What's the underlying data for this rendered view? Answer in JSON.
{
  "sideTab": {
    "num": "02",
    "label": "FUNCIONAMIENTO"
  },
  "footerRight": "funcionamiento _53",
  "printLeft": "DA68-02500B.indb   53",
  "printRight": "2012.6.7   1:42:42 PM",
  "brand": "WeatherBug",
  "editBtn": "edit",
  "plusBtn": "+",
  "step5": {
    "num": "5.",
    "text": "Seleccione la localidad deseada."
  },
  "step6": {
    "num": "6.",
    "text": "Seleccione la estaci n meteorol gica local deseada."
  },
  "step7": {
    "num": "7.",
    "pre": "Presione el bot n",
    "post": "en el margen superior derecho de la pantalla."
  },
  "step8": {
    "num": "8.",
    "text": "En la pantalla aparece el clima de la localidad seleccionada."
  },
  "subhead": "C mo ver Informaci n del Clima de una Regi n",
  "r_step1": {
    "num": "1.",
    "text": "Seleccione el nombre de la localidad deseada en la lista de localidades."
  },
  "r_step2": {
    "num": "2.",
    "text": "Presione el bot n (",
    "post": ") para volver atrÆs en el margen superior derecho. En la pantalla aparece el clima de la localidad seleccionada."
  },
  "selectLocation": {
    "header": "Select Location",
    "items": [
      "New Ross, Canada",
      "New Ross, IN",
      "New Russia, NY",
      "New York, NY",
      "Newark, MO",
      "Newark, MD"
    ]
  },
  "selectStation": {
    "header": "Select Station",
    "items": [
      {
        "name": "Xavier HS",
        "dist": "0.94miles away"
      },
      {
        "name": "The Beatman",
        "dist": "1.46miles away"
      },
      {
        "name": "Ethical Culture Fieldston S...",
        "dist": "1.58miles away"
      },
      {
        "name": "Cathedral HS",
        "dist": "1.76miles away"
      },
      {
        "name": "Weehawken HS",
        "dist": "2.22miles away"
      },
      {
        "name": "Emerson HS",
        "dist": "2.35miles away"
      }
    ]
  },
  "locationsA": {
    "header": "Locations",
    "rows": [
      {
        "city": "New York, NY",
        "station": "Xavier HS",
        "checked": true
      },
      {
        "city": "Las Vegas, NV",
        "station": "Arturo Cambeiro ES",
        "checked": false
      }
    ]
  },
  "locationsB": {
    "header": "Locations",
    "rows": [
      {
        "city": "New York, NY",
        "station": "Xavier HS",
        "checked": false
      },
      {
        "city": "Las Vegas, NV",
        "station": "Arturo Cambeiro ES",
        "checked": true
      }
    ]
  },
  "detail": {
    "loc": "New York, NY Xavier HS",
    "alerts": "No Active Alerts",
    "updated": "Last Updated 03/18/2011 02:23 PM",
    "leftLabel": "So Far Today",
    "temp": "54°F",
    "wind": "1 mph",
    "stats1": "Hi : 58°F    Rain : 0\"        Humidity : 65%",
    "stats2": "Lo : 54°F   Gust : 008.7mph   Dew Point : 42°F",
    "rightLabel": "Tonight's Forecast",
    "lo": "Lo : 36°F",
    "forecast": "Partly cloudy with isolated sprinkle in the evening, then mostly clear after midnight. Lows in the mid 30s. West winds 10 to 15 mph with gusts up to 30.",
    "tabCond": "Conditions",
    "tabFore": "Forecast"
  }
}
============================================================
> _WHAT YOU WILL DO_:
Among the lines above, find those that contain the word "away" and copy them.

> _RESULT_:
        "dist": "0.94miles away"
        "dist": "1.46miles away"
        "dist": "1.58miles away"
        "dist": "1.76miles away"
        "dist": "2.22miles away"
        "dist": "2.35miles away"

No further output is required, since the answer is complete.